[[ EXERCISE MATERIAL open ]]
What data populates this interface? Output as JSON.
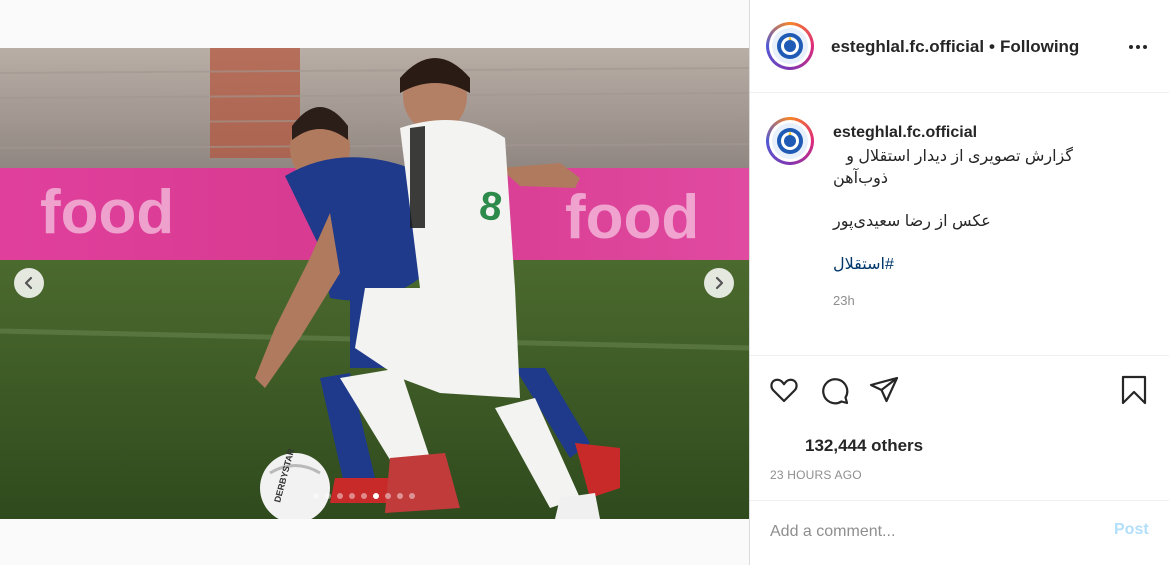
{
  "header": {
    "username": "esteghlal.fc.official",
    "separator": "•",
    "follow_status": "Following",
    "avatar_icon": "esteghlal-logo-icon",
    "more_icon": "more-options-icon"
  },
  "caption": {
    "username": "esteghlal.fc.official",
    "line1": "گزارش تصویری از دیدار استقلال و",
    "line2": "ذوب‌آهن",
    "credit": "عکس از رضا سعیدی‌پور",
    "hashtag": "#استقلال",
    "time": "23h"
  },
  "media": {
    "photo_subject": "football-match-photo",
    "carousel_total": 9,
    "carousel_active": 6,
    "prev_icon": "chevron-left-icon",
    "next_icon": "chevron-right-icon"
  },
  "actions": {
    "like_icon": "heart-icon",
    "comment_icon": "comment-icon",
    "share_icon": "share-icon",
    "save_icon": "bookmark-icon"
  },
  "likes_text": "132,444 others",
  "posted_ago": "23 HOURS AGO",
  "comment": {
    "placeholder": "Add a comment...",
    "post_label": "Post"
  },
  "colors": {
    "link": "#00376b",
    "post_button_disabled": "#b2dffc",
    "muted": "#8e8e8e"
  }
}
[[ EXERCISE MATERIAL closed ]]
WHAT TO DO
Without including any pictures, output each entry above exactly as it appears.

ANSWER TO THIS TASK
What data populates this interface? Output as JSON.
{
  "header": {
    "username": "esteghlal.fc.official",
    "separator": "•",
    "follow_status": "Following",
    "avatar_icon": "esteghlal-logo-icon",
    "more_icon": "more-options-icon"
  },
  "caption": {
    "username": "esteghlal.fc.official",
    "line1": "گزارش تصویری از دیدار استقلال و",
    "line2": "ذوب‌آهن",
    "credit": "عکس از رضا سعیدی‌پور",
    "hashtag": "#استقلال",
    "time": "23h"
  },
  "media": {
    "photo_subject": "football-match-photo",
    "carousel_total": 9,
    "carousel_active": 6,
    "prev_icon": "chevron-left-icon",
    "next_icon": "chevron-right-icon"
  },
  "actions": {
    "like_icon": "heart-icon",
    "comment_icon": "comment-icon",
    "share_icon": "share-icon",
    "save_icon": "bookmark-icon"
  },
  "likes_text": "132,444 others",
  "posted_ago": "23 HOURS AGO",
  "comment": {
    "placeholder": "Add a comment...",
    "post_label": "Post"
  },
  "colors": {
    "link": "#00376b",
    "post_button_disabled": "#b2dffc",
    "muted": "#8e8e8e"
  }
}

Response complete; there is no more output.